The data should be duplicated exactly, with every word kept as it is.

□ □ □ □ □

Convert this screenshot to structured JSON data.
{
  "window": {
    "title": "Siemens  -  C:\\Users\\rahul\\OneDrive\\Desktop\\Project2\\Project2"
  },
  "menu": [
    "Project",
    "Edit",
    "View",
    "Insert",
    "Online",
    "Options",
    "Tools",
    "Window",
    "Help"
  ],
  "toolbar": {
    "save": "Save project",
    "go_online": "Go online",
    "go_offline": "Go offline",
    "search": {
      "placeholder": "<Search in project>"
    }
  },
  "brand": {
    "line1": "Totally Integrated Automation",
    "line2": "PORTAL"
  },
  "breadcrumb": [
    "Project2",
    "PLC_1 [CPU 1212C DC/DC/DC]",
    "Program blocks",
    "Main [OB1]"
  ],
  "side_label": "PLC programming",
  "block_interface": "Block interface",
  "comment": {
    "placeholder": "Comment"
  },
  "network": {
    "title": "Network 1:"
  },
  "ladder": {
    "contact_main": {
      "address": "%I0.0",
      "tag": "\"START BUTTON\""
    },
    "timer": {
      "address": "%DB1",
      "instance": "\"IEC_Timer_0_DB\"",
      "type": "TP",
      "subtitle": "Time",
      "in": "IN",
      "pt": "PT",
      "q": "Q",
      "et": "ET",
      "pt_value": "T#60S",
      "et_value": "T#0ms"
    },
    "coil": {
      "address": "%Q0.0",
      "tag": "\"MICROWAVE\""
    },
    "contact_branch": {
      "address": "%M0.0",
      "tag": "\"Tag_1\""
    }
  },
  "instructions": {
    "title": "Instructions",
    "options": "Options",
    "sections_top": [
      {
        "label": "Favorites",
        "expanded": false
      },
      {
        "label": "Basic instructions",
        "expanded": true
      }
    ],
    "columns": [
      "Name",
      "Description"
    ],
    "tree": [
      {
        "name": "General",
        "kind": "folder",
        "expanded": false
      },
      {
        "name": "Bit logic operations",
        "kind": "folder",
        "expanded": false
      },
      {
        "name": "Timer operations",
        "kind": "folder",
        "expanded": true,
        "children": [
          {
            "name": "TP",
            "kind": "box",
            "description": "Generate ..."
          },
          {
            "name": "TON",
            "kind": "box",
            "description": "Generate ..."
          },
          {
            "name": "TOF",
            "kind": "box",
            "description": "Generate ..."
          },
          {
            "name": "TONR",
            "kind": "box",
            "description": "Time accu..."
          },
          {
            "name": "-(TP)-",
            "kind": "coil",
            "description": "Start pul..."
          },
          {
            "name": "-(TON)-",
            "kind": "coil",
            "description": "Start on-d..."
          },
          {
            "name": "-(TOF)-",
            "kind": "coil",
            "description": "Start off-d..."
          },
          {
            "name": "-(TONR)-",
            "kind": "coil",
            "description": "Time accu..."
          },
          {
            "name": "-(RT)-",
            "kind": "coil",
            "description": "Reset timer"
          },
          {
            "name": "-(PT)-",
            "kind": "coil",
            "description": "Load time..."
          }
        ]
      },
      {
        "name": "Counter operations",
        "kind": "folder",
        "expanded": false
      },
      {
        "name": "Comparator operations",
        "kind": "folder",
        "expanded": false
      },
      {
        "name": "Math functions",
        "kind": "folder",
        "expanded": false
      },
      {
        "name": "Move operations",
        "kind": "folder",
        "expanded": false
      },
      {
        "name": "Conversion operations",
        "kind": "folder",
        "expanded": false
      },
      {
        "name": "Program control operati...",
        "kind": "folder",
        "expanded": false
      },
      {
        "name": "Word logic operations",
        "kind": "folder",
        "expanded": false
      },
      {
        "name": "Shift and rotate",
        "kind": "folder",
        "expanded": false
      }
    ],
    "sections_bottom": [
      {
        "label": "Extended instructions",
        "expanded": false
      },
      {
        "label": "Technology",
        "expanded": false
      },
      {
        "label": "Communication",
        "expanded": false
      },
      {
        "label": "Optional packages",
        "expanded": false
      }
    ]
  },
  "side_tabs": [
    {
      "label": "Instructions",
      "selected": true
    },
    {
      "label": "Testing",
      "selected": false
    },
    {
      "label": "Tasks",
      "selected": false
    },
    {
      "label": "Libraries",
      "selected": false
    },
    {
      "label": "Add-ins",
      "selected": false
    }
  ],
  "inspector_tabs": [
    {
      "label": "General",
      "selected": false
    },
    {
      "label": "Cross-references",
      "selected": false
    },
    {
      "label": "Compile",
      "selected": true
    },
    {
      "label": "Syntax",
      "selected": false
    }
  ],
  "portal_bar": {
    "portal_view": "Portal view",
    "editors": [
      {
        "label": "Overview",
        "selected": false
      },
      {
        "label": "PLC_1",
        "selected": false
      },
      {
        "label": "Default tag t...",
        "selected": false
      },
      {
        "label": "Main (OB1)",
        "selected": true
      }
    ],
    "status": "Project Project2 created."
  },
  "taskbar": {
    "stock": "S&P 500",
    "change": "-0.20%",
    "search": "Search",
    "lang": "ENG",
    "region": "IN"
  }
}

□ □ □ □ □

• _Solution to this exercise_:
Convert this screenshot to structured JSON data.
{
  "window": {
    "title": "Siemens  -  C:\\Users\\rahul\\OneDrive\\Desktop\\Project2\\Project2"
  },
  "menu": [
    "Project",
    "Edit",
    "View",
    "Insert",
    "Online",
    "Options",
    "Tools",
    "Window",
    "Help"
  ],
  "toolbar": {
    "save": "Save project",
    "go_online": "Go online",
    "go_offline": "Go offline",
    "search": {
      "placeholder": "<Search in project>"
    }
  },
  "brand": {
    "line1": "Totally Integrated Automation",
    "line2": "PORTAL"
  },
  "breadcrumb": [
    "Project2",
    "PLC_1 [CPU 1212C DC/DC/DC]",
    "Program blocks",
    "Main [OB1]"
  ],
  "side_label": "PLC programming",
  "block_interface": "Block interface",
  "comment": {
    "placeholder": "Comment"
  },
  "network": {
    "title": "Network 1:"
  },
  "ladder": {
    "contact_main": {
      "address": "%I0.0",
      "tag": "\"START BUTTON\""
    },
    "timer": {
      "address": "%DB1",
      "instance": "\"IEC_Timer_0_DB\"",
      "type": "TP",
      "subtitle": "Time",
      "in": "IN",
      "pt": "PT",
      "q": "Q",
      "et": "ET",
      "pt_value": "T#60S",
      "et_value": "T#0ms"
    },
    "coil": {
      "address": "%Q0.0",
      "tag": "\"MICROWAVE\""
    },
    "contact_branch": {
      "address": "%M0.0",
      "tag": "\"Tag_1\""
    }
  },
  "instructions": {
    "title": "Instructions",
    "options": "Options",
    "sections_top": [
      {
        "label": "Favorites",
        "expanded": false
      },
      {
        "label": "Basic instructions",
        "expanded": true
      }
    ],
    "columns": [
      "Name",
      "Description"
    ],
    "tree": [
      {
        "name": "General",
        "kind": "folder",
        "expanded": false
      },
      {
        "name": "Bit logic operations",
        "kind": "folder",
        "expanded": false
      },
      {
        "name": "Timer operations",
        "kind": "folder",
        "expanded": true,
        "children": [
          {
            "name": "TP",
            "kind": "box",
            "description": "Generate ..."
          },
          {
            "name": "TON",
            "kind": "box",
            "description": "Generate ..."
          },
          {
            "name": "TOF",
            "kind": "box",
            "description": "Generate ..."
          },
          {
            "name": "TONR",
            "kind": "box",
            "description": "Time accu..."
          },
          {
            "name": "-(TP)-",
            "kind": "coil",
            "description": "Start pul..."
          },
          {
            "name": "-(TON)-",
            "kind": "coil",
            "description": "Start on-d..."
          },
          {
            "name": "-(TOF)-",
            "kind": "coil",
            "description": "Start off-d..."
          },
          {
            "name": "-(TONR)-",
            "kind": "coil",
            "description": "Time accu..."
          },
          {
            "name": "-(RT)-",
            "kind": "coil",
            "description": "Reset timer"
          },
          {
            "name": "-(PT)-",
            "kind": "coil",
            "description": "Load time..."
          }
        ]
      },
      {
        "name": "Counter operations",
        "kind": "folder",
        "expanded": false
      },
      {
        "name": "Comparator operations",
        "kind": "folder",
        "expanded": false
      },
      {
        "name": "Math functions",
        "kind": "folder",
        "expanded": false
      },
      {
        "name": "Move operations",
        "kind": "folder",
        "expanded": false
      },
      {
        "name": "Conversion operations",
        "kind": "folder",
        "expanded": false
      },
      {
        "name": "Program control operati...",
        "kind": "folder",
        "expanded": false
      },
      {
        "name": "Word logic operations",
        "kind": "folder",
        "expanded": false
      },
      {
        "name": "Shift and rotate",
        "kind": "folder",
        "expanded": false
      }
    ],
    "sections_bottom": [
      {
        "label": "Extended instructions",
        "expanded": false
      },
      {
        "label": "Technology",
        "expanded": false
      },
      {
        "label": "Communication",
        "expanded": false
      },
      {
        "label": "Optional packages",
        "expanded": false
      }
    ]
  },
  "side_tabs": [
    {
      "label": "Instructions",
      "selected": true
    },
    {
      "label": "Testing",
      "selected": false
    },
    {
      "label": "Tasks",
      "selected": false
    },
    {
      "label": "Libraries",
      "selected": false
    },
    {
      "label": "Add-ins",
      "selected": false
    }
  ],
  "inspector_tabs": [
    {
      "label": "General",
      "selected": false
    },
    {
      "label": "Cross-references",
      "selected": false
    },
    {
      "label": "Compile",
      "selected": true
    },
    {
      "label": "Syntax",
      "selected": false
    }
  ],
  "portal_bar": {
    "portal_view": "Portal view",
    "editors": [
      {
        "label": "Overview",
        "selected": false
      },
      {
        "label": "PLC_1",
        "selected": false
      },
      {
        "label": "Default tag t...",
        "selected": false
      },
      {
        "label": "Main (OB1)",
        "selected": true
      }
    ],
    "status": "Project Project2 created."
  },
  "taskbar": {
    "stock": "S&P 500",
    "change": "-0.20%",
    "search": "Search",
    "lang": "ENG",
    "region": "IN"
  }
}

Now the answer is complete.